True confession time. I never thought we would adopt internationally. I always said, "There are so many children suffering in America, why would we go to another country to adopt?" Not that I disagreed with international adoption at all, but my personal experiences just led me to feel strongly about domestic adoption. You see, I've been a social worker for almost 10 years. I've seen more than enough abused and neglected children right here in the U.S. So it was hard for me to understand going around the world to adopt a child. But then we started researching waiting children with Down Syndrome. When we learned that there are over 200 families on the waiting list to adopt a child with Down Syndrome in the U.S., our focus turned to international adoption. The statistics on orphans with Down Syndrome in other countries were absolutely staggering. Here are a few that I gathered on various humanitarian organizations' websites.
- There are 700,000 orphans in the country from which we are adopting, including "typical" children and those with special needs.

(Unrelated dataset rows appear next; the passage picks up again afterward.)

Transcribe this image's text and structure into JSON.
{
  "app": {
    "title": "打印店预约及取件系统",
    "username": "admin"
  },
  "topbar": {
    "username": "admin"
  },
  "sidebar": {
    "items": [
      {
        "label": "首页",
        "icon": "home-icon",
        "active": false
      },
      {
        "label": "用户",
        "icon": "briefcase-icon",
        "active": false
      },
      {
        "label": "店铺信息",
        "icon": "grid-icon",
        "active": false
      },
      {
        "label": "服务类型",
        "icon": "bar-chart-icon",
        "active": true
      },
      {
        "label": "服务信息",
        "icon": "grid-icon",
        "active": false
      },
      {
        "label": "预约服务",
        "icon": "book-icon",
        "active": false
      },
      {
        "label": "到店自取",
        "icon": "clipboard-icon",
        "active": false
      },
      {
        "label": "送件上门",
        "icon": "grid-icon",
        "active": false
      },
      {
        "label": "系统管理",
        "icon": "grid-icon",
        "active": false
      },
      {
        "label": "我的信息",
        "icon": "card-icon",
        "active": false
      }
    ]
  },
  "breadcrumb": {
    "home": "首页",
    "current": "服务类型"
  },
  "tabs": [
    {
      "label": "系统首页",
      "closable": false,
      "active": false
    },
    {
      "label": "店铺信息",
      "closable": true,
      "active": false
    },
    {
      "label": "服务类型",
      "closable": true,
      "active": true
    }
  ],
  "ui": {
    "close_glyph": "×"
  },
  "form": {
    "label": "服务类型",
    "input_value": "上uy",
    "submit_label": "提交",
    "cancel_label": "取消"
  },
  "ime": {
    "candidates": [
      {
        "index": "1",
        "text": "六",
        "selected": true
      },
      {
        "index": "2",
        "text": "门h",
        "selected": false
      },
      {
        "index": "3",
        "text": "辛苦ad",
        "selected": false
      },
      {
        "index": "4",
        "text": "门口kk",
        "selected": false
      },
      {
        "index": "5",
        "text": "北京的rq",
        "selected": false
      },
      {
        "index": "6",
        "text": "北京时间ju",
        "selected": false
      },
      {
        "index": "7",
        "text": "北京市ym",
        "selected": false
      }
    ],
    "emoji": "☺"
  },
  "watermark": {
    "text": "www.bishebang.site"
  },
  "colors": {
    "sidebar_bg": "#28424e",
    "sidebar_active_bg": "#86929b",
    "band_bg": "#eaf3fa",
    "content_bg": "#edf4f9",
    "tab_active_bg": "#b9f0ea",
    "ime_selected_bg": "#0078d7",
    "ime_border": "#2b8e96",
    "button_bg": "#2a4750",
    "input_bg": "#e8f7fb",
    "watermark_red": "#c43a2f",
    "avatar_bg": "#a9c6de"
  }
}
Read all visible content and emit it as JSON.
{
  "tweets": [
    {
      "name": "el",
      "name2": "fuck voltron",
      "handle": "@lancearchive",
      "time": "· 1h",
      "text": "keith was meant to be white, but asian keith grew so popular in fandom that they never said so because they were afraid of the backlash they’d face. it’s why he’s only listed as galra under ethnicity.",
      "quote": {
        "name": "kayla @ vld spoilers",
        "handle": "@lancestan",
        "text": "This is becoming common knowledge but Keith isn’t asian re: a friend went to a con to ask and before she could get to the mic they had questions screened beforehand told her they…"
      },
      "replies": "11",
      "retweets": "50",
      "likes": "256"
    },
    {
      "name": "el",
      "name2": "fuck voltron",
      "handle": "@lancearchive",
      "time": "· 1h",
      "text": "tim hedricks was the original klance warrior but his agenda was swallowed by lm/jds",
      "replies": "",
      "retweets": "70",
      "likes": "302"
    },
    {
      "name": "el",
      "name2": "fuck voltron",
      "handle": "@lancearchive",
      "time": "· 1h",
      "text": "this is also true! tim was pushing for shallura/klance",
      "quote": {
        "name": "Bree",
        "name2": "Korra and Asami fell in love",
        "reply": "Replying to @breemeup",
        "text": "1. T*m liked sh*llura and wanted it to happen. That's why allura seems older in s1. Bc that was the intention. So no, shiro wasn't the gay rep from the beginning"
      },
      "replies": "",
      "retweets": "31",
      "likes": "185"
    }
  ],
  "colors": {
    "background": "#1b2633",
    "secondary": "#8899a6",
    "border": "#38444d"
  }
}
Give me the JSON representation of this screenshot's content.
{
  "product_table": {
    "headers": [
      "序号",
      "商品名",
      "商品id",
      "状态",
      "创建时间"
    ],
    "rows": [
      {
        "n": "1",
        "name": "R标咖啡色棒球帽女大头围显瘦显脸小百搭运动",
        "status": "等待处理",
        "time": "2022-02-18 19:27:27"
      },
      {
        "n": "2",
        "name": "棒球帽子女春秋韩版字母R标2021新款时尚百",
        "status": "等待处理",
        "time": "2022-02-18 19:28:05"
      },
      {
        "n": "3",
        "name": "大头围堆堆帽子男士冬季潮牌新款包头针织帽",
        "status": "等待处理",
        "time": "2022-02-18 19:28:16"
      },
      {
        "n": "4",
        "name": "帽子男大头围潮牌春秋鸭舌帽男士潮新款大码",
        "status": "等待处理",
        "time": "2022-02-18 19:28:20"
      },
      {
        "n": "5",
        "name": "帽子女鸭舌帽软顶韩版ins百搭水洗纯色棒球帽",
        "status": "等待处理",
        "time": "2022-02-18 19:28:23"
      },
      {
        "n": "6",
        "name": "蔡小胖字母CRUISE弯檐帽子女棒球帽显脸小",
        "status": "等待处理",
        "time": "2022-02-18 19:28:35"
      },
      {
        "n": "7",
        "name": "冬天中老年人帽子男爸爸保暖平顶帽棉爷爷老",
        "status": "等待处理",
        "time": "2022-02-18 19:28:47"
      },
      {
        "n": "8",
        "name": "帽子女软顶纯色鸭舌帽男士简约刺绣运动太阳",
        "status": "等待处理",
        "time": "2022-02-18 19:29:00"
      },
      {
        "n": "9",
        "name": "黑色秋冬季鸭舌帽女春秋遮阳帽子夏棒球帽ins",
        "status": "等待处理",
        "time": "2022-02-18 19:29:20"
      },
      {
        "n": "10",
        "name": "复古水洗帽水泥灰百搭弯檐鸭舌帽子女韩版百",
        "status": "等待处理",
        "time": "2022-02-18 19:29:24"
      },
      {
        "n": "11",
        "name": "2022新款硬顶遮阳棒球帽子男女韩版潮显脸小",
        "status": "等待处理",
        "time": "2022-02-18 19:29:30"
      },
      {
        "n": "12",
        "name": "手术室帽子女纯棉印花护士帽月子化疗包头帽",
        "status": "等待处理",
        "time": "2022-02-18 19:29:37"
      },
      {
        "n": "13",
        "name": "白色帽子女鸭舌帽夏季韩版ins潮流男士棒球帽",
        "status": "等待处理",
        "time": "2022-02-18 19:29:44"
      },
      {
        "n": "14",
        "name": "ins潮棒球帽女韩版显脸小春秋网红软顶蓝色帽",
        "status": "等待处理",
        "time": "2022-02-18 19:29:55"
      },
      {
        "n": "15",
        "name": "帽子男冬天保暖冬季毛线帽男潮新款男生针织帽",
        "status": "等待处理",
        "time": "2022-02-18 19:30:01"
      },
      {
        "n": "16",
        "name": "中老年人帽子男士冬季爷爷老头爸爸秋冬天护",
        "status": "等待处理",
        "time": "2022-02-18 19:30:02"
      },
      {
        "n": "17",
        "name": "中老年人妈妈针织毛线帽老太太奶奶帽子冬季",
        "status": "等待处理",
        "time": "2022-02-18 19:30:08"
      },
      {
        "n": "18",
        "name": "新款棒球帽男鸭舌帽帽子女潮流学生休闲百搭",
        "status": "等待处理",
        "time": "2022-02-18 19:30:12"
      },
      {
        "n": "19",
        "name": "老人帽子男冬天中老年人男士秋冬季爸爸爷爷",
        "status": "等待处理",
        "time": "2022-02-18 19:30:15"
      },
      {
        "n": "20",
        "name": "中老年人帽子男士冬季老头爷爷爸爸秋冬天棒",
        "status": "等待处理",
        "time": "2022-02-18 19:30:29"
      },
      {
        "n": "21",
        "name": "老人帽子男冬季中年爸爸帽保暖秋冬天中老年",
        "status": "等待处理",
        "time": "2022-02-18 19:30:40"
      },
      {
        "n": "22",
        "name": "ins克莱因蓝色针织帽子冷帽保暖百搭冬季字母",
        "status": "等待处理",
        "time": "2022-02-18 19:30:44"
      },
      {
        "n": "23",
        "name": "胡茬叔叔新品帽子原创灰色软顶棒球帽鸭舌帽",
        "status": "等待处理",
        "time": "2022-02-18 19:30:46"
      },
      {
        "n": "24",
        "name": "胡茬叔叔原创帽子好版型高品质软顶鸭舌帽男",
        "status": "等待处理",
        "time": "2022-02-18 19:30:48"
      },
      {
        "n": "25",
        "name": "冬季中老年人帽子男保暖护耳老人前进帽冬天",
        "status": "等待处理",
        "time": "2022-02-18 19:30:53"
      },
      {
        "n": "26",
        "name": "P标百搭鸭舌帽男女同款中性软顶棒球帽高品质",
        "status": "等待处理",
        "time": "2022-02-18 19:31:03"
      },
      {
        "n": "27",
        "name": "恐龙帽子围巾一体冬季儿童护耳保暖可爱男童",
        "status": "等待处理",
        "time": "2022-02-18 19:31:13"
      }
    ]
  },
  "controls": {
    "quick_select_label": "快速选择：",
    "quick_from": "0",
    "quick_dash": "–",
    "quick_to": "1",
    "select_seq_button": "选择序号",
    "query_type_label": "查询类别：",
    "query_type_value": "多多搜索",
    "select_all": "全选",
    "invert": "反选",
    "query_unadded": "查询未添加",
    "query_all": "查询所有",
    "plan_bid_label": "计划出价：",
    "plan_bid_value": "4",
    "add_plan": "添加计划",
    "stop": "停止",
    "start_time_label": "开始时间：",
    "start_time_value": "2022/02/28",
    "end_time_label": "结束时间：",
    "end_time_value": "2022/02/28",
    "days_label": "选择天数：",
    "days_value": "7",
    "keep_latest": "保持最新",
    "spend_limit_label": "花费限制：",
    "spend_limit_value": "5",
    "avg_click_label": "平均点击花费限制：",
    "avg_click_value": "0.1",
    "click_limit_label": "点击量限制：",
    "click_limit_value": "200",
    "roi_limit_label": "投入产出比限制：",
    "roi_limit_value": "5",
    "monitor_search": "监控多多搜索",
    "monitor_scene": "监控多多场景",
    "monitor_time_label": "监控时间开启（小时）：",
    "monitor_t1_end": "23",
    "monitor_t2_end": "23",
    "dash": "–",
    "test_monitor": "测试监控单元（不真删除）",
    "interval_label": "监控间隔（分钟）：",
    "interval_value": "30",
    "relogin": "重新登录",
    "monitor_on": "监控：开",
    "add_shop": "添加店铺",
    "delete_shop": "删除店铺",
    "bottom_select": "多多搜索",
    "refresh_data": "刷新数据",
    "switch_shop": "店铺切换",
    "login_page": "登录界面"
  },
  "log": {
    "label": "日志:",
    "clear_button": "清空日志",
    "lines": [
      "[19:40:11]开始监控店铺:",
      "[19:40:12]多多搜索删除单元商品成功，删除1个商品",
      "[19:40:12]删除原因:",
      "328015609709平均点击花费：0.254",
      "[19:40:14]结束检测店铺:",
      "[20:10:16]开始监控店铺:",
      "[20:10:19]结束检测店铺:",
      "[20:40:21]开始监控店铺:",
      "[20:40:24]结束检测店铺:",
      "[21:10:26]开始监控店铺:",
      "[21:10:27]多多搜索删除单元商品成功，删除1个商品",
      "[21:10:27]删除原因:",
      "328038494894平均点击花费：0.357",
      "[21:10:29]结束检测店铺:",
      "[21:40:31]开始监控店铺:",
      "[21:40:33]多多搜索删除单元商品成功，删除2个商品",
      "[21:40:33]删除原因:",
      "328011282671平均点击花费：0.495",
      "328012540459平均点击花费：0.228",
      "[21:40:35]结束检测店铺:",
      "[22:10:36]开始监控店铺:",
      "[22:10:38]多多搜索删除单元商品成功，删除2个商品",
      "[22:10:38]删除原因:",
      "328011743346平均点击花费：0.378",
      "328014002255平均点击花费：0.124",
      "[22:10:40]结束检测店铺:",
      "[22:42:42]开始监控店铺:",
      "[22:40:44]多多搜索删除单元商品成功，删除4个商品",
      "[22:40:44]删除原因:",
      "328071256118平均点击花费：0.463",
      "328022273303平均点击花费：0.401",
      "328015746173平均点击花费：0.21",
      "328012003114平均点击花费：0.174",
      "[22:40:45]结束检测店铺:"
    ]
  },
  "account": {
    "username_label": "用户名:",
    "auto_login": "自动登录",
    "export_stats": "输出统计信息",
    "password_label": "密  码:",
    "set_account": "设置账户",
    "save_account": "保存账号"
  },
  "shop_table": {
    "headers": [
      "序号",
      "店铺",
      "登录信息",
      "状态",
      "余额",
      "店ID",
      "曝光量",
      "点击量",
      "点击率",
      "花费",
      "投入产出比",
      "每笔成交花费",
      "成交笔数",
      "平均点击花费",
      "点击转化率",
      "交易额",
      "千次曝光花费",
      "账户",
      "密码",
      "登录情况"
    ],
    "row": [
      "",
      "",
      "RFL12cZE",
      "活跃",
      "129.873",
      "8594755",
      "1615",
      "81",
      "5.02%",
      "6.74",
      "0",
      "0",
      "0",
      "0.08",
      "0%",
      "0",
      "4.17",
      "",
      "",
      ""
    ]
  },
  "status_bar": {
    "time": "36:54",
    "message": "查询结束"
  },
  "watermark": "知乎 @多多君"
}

- Statistically, 1 in 733 live births results in a child with Down Syndrome, therefore there are approximately 955 children in the country from which we are adopting with DS who are orphans.
- There is no place in society for these children who are seen as "defective." They are put into orphanages by their families out of shame and fear. 90-95% of these orphans have at least one living parent and sometimes an entire family. Doctors typically advise the families to give the children up because of the widespread belief that these children will not be able to be contributing members of society.
- Children with special needs are allowed to stay in "baby houses" until they are 4 years old. Then they are transferred to state mental institutions or special orphanages for children with disabilities. Once they are transferred, they are no longer eligible to be adopted.
- 85% of these children die within the first year of being transferred due to the lack of proper medical care, nutrition or LOVE.
Below is a video expose' that I found on orphans in mental institutions in Serbia. Although we are not adopting from Serbia, the conditions shown are very similar in many Eastern European countries. If you choose to watch this video, please be prepared for some heartbreaking graphic images of less than humane conditions.
We have been told to expect a negative response to us when we walk the streets with our child when we go to pick him up. We have been told that complete strangers may come up and chastise us for having our child in public. I just can't imagine living in a society where humans with disabilities are seen as disgraceful, disposable and social outcasts. This is one of the most compelling reasons we had for choosing international adoption.